Pick each line containing the word "buffers" out of the data below.

START RECORDS PROVIDED

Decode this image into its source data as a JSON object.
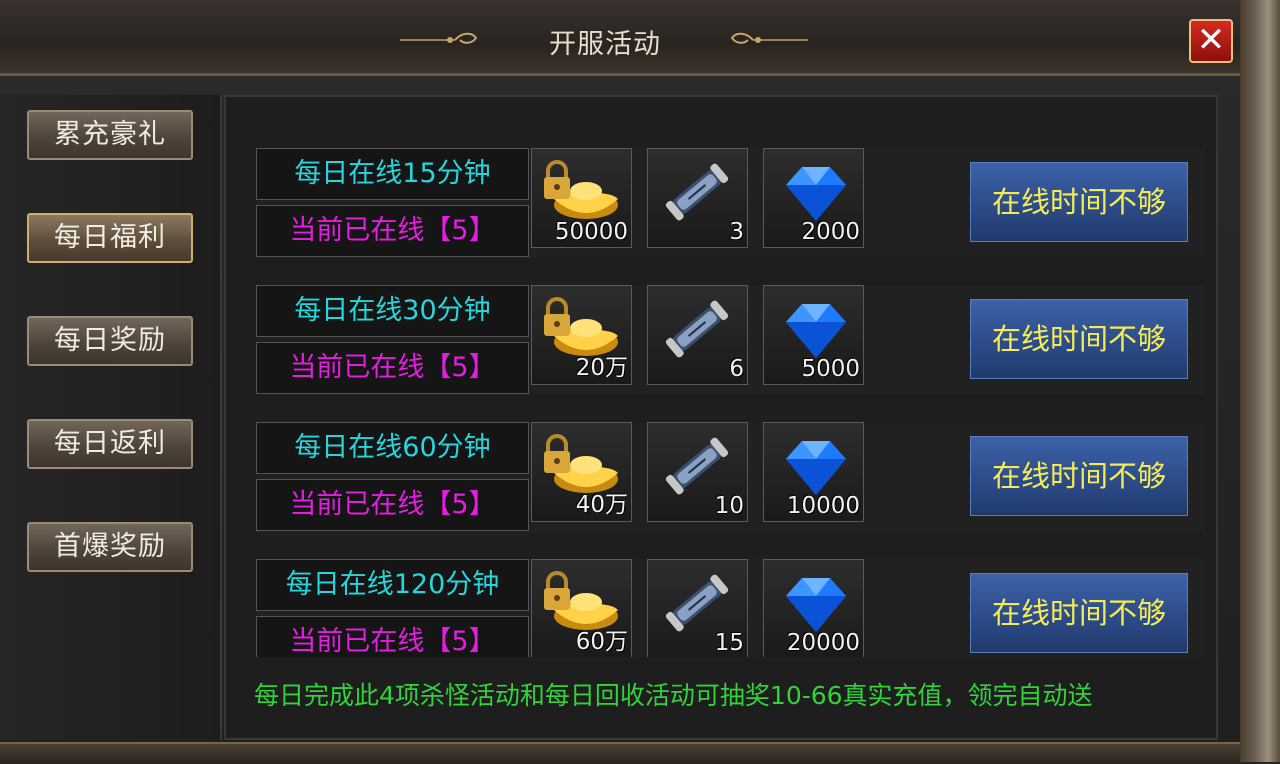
{
  "window": {
    "title": "开服活动",
    "close_label": "✕"
  },
  "sidebar": {
    "tabs": [
      {
        "label": "累充豪礼",
        "active": false
      },
      {
        "label": "每日福利",
        "active": true
      },
      {
        "label": "每日奖励",
        "active": false
      },
      {
        "label": "每日返利",
        "active": false
      },
      {
        "label": "首爆奖励",
        "active": false
      }
    ]
  },
  "rows": [
    {
      "requirement": "每日在线15分钟",
      "current": "当前已在线【5】",
      "rewards": [
        {
          "icon": "gold-ingot-lock-icon",
          "qty": "50000"
        },
        {
          "icon": "scroll-icon",
          "qty": "3"
        },
        {
          "icon": "blue-gem-icon",
          "qty": "2000"
        }
      ],
      "button": "在线时间不够"
    },
    {
      "requirement": "每日在线30分钟",
      "current": "当前已在线【5】",
      "rewards": [
        {
          "icon": "gold-ingot-lock-icon",
          "qty": "20万"
        },
        {
          "icon": "scroll-icon",
          "qty": "6"
        },
        {
          "icon": "blue-gem-icon",
          "qty": "5000"
        }
      ],
      "button": "在线时间不够"
    },
    {
      "requirement": "每日在线60分钟",
      "current": "当前已在线【5】",
      "rewards": [
        {
          "icon": "gold-ingot-lock-icon",
          "qty": "40万"
        },
        {
          "icon": "scroll-icon",
          "qty": "10"
        },
        {
          "icon": "blue-gem-icon",
          "qty": "10000"
        }
      ],
      "button": "在线时间不够"
    },
    {
      "requirement": "每日在线120分钟",
      "current": "当前已在线【5】",
      "rewards": [
        {
          "icon": "gold-ingot-lock-icon",
          "qty": "60万"
        },
        {
          "icon": "scroll-icon",
          "qty": "15"
        },
        {
          "icon": "blue-gem-icon",
          "qty": "20000"
        }
      ],
      "button": "在线时间不够"
    }
  ],
  "footer": {
    "notice": "每日完成此4项杀怪活动和每日回收活动可抽奖10-66真实充值，领完自动送"
  },
  "colors": {
    "requirement": "#27d6dc",
    "current": "#e41ee1",
    "button_text": "#f5ec55",
    "notice": "#32d33a"
  }
}
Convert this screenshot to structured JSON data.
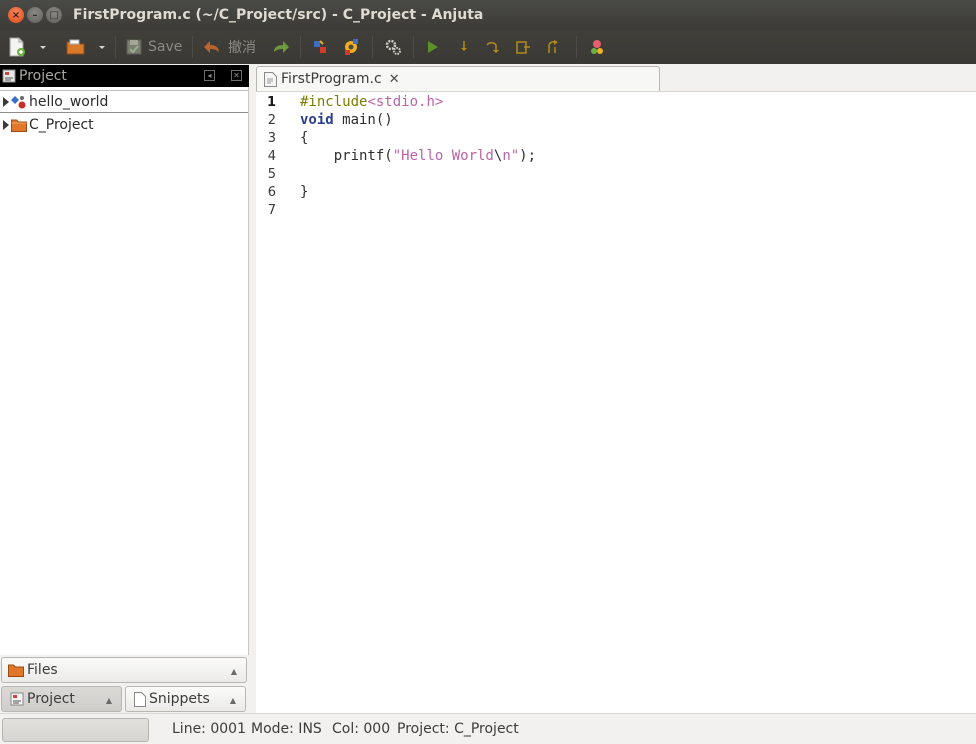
{
  "window": {
    "title": "FirstProgram.c (~/C_Project/src) - C_Project - Anjuta",
    "close_glyph": "×",
    "min_glyph": "–",
    "max_glyph": "□"
  },
  "toolbar": {
    "save_label": "Save",
    "undo_label": "撤消"
  },
  "left_panel": {
    "header_label": "Project",
    "tree": [
      {
        "label": "hello_world",
        "icon": "target-icon",
        "selected": true
      },
      {
        "label": "C_Project",
        "icon": "folder-icon",
        "selected": false
      }
    ],
    "bottom_tabs": {
      "files": "Files",
      "project": "Project",
      "snippets": "Snippets"
    }
  },
  "editor": {
    "tab_label": "FirstProgram.c",
    "tab_close_glyph": "✕",
    "current_line": 1,
    "line_numbers": [
      "1",
      "2",
      "3",
      "4",
      "5",
      "6",
      "7"
    ],
    "lines": {
      "l1_directive": "#include",
      "l1_header": "<stdio.h>",
      "l2_keyword": "void",
      "l2_rest": " main()",
      "l3": "{",
      "l4_func": "    printf(",
      "l4_str1": "\"Hello World",
      "l4_esc": "\\",
      "l4_str2": "n\"",
      "l4_end": ");",
      "l5": "",
      "l6": "}",
      "l7": ""
    }
  },
  "statusbar": {
    "line": "Line: 0001",
    "mode": "Mode: INS",
    "col": "Col: 000",
    "project": "Project: C_Project"
  },
  "colors": {
    "titlebar": "#3c3b37",
    "close_button": "#df4a16",
    "keyword": "#2c3f8f",
    "string": "#b865a6",
    "preprocessor": "#7e7c00"
  }
}
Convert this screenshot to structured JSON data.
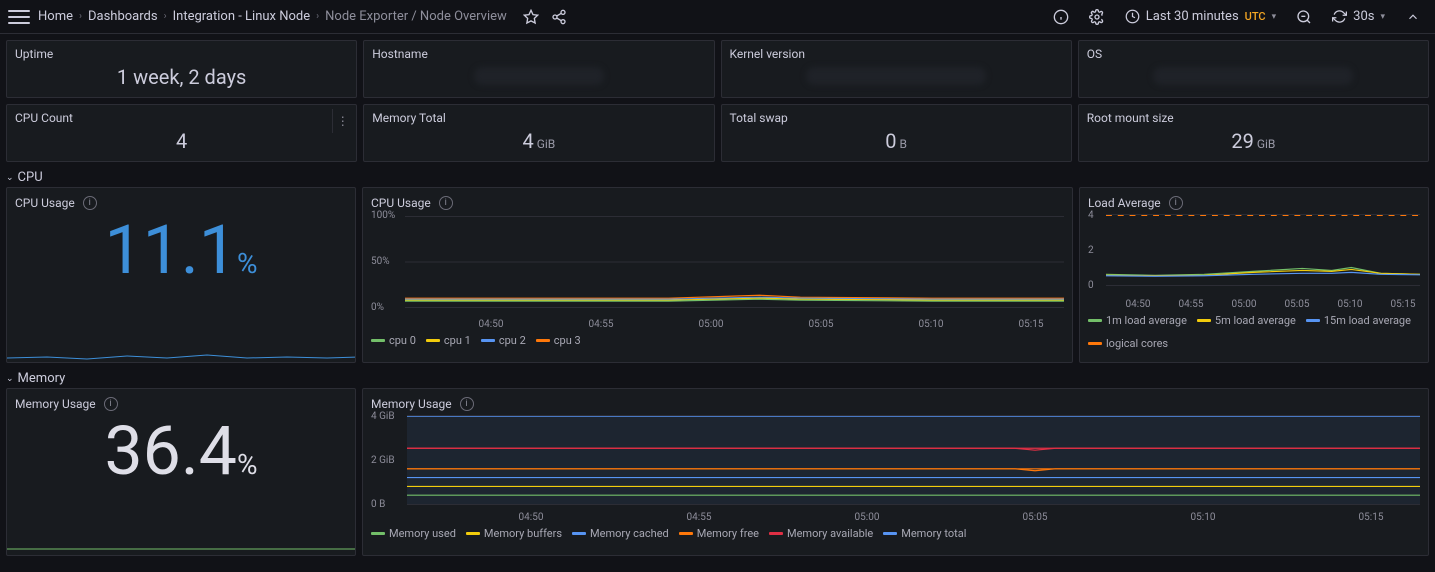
{
  "breadcrumbs": {
    "items": [
      "Home",
      "Dashboards",
      "Integration - Linux Node",
      "Node Exporter / Node Overview"
    ]
  },
  "topbar": {
    "time_range": "Last 30 minutes",
    "tz": "UTC",
    "refresh": "30s"
  },
  "stats": {
    "uptime": {
      "title": "Uptime",
      "value": "1 week, 2 days"
    },
    "hostname": {
      "title": "Hostname"
    },
    "kernel": {
      "title": "Kernel version"
    },
    "os": {
      "title": "OS"
    },
    "cpu_count": {
      "title": "CPU Count",
      "value": "4"
    },
    "mem_total": {
      "title": "Memory Total",
      "value": "4",
      "unit": "GiB"
    },
    "swap": {
      "title": "Total swap",
      "value": "0",
      "unit": "B"
    },
    "root": {
      "title": "Root mount size",
      "value": "29",
      "unit": "GiB"
    }
  },
  "sections": {
    "cpu": "CPU",
    "memory": "Memory"
  },
  "cpu_usage_stat": {
    "title": "CPU Usage",
    "value": "11.1",
    "unit": "%"
  },
  "cpu_usage_chart": {
    "title": "CPU Usage",
    "yticks": [
      "100%",
      "50%",
      "0%"
    ],
    "xticks": [
      "04:50",
      "04:55",
      "05:00",
      "05:05",
      "05:10",
      "05:15"
    ],
    "legend": [
      {
        "name": "cpu 0",
        "color": "#73bf69"
      },
      {
        "name": "cpu 1",
        "color": "#f2cc0c"
      },
      {
        "name": "cpu 2",
        "color": "#5794f2"
      },
      {
        "name": "cpu 3",
        "color": "#ff780a"
      }
    ]
  },
  "load_avg_chart": {
    "title": "Load Average",
    "yticks": [
      "4",
      "2",
      "0"
    ],
    "xticks": [
      "04:50",
      "04:55",
      "05:00",
      "05:05",
      "05:10",
      "05:15"
    ],
    "legend": [
      {
        "name": "1m load average",
        "color": "#73bf69"
      },
      {
        "name": "5m load average",
        "color": "#f2cc0c"
      },
      {
        "name": "15m load average",
        "color": "#5794f2"
      },
      {
        "name": "logical cores",
        "color": "#ff780a"
      }
    ]
  },
  "mem_usage_stat": {
    "title": "Memory Usage",
    "value": "36.4",
    "unit": "%"
  },
  "mem_usage_chart": {
    "title": "Memory Usage",
    "yticks": [
      "4 GiB",
      "2 GiB",
      "0 B"
    ],
    "xticks": [
      "04:50",
      "04:55",
      "05:00",
      "05:05",
      "05:10",
      "05:15"
    ],
    "legend": [
      {
        "name": "Memory used",
        "color": "#73bf69"
      },
      {
        "name": "Memory buffers",
        "color": "#f2cc0c"
      },
      {
        "name": "Memory cached",
        "color": "#5794f2"
      },
      {
        "name": "Memory free",
        "color": "#ff780a"
      },
      {
        "name": "Memory available",
        "color": "#e02f44"
      },
      {
        "name": "Memory total",
        "color": "#5794f2"
      }
    ]
  },
  "chart_data": [
    {
      "type": "line",
      "title": "CPU Usage",
      "xlabel": "",
      "ylabel": "",
      "ylim": [
        0,
        100
      ],
      "x": [
        "04:50",
        "04:55",
        "05:00",
        "05:05",
        "05:10",
        "05:15"
      ],
      "series": [
        {
          "name": "cpu 0",
          "color": "#73bf69",
          "values": [
            7,
            7,
            7,
            8,
            7,
            7
          ]
        },
        {
          "name": "cpu 1",
          "color": "#f2cc0c",
          "values": [
            8,
            8,
            8,
            9,
            8,
            8
          ]
        },
        {
          "name": "cpu 2",
          "color": "#5794f2",
          "values": [
            9,
            9,
            9,
            10,
            9,
            9
          ]
        },
        {
          "name": "cpu 3",
          "color": "#ff780a",
          "values": [
            10,
            10,
            10,
            12,
            10,
            10
          ]
        }
      ]
    },
    {
      "type": "line",
      "title": "Load Average",
      "xlabel": "",
      "ylabel": "",
      "ylim": [
        0,
        4
      ],
      "x": [
        "04:50",
        "04:55",
        "05:00",
        "05:05",
        "05:10",
        "05:15"
      ],
      "series": [
        {
          "name": "1m load average",
          "color": "#73bf69",
          "values": [
            0.6,
            0.5,
            0.6,
            0.9,
            0.8,
            0.6
          ]
        },
        {
          "name": "5m load average",
          "color": "#f2cc0c",
          "values": [
            0.6,
            0.55,
            0.6,
            0.8,
            0.75,
            0.65
          ]
        },
        {
          "name": "15m load average",
          "color": "#5794f2",
          "values": [
            0.6,
            0.58,
            0.6,
            0.7,
            0.7,
            0.65
          ]
        },
        {
          "name": "logical cores",
          "color": "#ff780a",
          "values": [
            4,
            4,
            4,
            4,
            4,
            4
          ],
          "dashed": true
        }
      ]
    },
    {
      "type": "area",
      "title": "Memory Usage",
      "xlabel": "",
      "ylabel": "",
      "ylim": [
        0,
        4
      ],
      "yunit": "GiB",
      "x": [
        "04:50",
        "04:55",
        "05:00",
        "05:05",
        "05:10",
        "05:15"
      ],
      "series": [
        {
          "name": "Memory used",
          "color": "#73bf69",
          "values": [
            0.4,
            0.4,
            0.4,
            0.4,
            0.4,
            0.4
          ]
        },
        {
          "name": "Memory buffers",
          "color": "#f2cc0c",
          "values": [
            0.8,
            0.8,
            0.8,
            0.8,
            0.8,
            0.8
          ]
        },
        {
          "name": "Memory cached",
          "color": "#5794f2",
          "values": [
            1.2,
            1.2,
            1.2,
            1.2,
            1.2,
            1.2
          ]
        },
        {
          "name": "Memory free",
          "color": "#ff780a",
          "values": [
            1.6,
            1.6,
            1.6,
            1.6,
            1.6,
            1.6
          ]
        },
        {
          "name": "Memory available",
          "color": "#e02f44",
          "values": [
            2.5,
            2.5,
            2.5,
            2.5,
            2.5,
            2.5
          ]
        },
        {
          "name": "Memory total",
          "color": "#5794f2",
          "values": [
            4,
            4,
            4,
            4,
            4,
            4
          ]
        }
      ]
    }
  ]
}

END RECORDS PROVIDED

* [WRITTEN SOLUTION]
        "name": "Memory buffers",
          "name": "Memory buffers",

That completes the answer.